WHAT TO WORK ON: Could you reproduce every entry that follows, exactly as shown?

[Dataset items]
★ ★ ★ ★ ★

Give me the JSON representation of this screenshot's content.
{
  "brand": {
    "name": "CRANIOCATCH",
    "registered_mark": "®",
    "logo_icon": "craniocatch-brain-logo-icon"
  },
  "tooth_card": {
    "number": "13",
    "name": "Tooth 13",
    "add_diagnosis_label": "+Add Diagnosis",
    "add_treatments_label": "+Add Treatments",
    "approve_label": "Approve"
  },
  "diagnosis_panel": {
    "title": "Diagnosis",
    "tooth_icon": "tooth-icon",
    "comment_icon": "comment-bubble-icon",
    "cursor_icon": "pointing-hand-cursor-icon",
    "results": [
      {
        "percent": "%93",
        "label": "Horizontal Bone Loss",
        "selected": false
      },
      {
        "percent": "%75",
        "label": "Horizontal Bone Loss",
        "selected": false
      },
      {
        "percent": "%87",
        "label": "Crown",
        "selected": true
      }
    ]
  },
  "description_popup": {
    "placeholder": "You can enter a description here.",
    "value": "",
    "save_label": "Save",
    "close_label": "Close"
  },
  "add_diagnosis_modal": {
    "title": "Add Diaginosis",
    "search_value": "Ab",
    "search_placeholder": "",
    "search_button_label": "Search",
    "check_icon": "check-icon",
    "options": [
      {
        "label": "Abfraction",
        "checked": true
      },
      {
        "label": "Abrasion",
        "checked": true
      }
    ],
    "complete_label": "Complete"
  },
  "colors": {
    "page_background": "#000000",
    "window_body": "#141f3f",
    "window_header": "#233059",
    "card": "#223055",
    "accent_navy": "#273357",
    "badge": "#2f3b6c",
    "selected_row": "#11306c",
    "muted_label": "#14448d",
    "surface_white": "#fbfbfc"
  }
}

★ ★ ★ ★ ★

TASK SOLUTION:
Give me the JSON representation of this screenshot's content.
{
  "brand": {
    "name": "CRANIOCATCH",
    "registered_mark": "®",
    "logo_icon": "craniocatch-brain-logo-icon"
  },
  "tooth_card": {
    "number": "13",
    "name": "Tooth 13",
    "add_diagnosis_label": "+Add Diagnosis",
    "add_treatments_label": "+Add Treatments",
    "approve_label": "Approve"
  },
  "diagnosis_panel": {
    "title": "Diagnosis",
    "tooth_icon": "tooth-icon",
    "comment_icon": "comment-bubble-icon",
    "cursor_icon": "pointing-hand-cursor-icon",
    "results": [
      {
        "percent": "%93",
        "label": "Horizontal Bone Loss",
        "selected": false
      },
      {
        "percent": "%75",
        "label": "Horizontal Bone Loss",
        "selected": false
      },
      {
        "percent": "%87",
        "label": "Crown",
        "selected": true
      }
    ]
  },
  "description_popup": {
    "placeholder": "You can enter a description here.",
    "value": "",
    "save_label": "Save",
    "close_label": "Close"
  },
  "add_diagnosis_modal": {
    "title": "Add Diaginosis",
    "search_value": "Ab",
    "search_placeholder": "",
    "search_button_label": "Search",
    "check_icon": "check-icon",
    "options": [
      {
        "label": "Abfraction",
        "checked": true
      },
      {
        "label": "Abrasion",
        "checked": true
      }
    ],
    "complete_label": "Complete"
  },
  "colors": {
    "page_background": "#000000",
    "window_body": "#141f3f",
    "window_header": "#233059",
    "card": "#223055",
    "accent_navy": "#273357",
    "badge": "#2f3b6c",
    "selected_row": "#11306c",
    "muted_label": "#14448d",
    "surface_white": "#fbfbfc"
  }
}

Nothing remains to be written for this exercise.